● **TASK PROMPT**
Using the entries below, give the count of lines that hold "this". Say nothing besides the number.

START RECORDS SHOWN

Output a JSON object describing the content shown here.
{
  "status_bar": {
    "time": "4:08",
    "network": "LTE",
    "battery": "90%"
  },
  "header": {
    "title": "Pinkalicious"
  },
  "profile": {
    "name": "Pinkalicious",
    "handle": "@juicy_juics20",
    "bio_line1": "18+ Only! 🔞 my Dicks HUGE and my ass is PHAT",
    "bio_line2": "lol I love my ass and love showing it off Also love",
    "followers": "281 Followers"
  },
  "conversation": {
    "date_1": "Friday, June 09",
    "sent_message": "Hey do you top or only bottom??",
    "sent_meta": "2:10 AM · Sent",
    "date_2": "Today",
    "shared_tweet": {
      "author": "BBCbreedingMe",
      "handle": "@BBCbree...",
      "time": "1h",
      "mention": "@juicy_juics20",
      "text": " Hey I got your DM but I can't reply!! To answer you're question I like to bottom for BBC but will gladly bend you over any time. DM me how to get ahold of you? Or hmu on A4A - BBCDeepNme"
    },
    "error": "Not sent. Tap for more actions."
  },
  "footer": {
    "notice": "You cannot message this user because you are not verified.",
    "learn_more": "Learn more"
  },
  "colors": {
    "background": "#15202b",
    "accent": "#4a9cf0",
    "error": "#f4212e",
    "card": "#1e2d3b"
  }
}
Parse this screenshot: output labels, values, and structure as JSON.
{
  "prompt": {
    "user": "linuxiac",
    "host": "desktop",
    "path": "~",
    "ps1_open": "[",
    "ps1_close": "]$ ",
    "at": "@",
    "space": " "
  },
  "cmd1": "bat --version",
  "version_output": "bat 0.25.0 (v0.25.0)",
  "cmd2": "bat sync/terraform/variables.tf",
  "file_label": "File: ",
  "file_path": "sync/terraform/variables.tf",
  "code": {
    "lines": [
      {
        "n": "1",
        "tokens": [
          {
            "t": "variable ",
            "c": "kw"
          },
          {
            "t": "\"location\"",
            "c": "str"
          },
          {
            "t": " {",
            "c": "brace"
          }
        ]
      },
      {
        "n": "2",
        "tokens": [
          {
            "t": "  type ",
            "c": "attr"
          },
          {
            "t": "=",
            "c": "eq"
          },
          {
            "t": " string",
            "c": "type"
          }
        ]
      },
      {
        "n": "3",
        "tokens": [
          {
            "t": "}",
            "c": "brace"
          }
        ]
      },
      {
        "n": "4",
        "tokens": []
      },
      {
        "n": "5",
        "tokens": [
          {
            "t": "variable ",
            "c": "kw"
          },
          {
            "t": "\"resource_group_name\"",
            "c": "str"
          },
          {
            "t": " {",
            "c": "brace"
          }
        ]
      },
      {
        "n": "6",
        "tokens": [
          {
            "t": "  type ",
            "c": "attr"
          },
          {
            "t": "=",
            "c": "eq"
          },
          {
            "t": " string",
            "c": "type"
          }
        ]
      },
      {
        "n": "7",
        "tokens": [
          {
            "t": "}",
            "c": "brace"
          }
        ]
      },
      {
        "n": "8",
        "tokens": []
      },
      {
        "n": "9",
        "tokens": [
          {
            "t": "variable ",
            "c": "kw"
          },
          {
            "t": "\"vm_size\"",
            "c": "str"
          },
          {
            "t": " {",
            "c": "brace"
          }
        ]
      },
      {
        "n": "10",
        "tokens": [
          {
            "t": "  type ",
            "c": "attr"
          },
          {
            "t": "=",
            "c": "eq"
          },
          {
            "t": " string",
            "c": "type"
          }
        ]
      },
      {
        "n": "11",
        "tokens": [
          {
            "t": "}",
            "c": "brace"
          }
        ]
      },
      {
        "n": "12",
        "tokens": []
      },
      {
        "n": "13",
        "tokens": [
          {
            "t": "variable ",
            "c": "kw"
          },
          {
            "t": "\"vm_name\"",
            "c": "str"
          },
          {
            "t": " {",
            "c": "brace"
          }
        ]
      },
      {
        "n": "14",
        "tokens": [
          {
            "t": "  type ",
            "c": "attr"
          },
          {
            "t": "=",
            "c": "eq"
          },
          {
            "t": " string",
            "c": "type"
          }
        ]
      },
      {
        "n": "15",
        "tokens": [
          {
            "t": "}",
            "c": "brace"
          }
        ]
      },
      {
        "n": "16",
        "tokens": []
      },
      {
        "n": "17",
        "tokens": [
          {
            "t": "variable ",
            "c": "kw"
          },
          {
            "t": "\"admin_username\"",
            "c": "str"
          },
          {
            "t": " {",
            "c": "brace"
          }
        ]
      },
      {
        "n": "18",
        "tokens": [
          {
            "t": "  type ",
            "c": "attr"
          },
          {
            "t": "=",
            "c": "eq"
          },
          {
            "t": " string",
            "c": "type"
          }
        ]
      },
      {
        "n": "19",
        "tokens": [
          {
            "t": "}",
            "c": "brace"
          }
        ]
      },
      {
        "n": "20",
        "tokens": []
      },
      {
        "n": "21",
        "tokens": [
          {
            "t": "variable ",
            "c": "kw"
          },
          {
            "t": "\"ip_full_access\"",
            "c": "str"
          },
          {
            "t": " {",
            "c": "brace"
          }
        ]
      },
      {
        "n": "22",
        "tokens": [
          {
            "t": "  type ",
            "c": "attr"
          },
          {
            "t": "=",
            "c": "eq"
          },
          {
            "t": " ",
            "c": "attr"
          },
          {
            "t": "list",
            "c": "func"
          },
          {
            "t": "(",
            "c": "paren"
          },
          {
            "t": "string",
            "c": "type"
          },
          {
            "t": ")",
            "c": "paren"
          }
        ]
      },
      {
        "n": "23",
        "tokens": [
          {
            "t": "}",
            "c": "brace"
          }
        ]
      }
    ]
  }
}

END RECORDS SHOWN

● **EXERCISE ANSWER**
2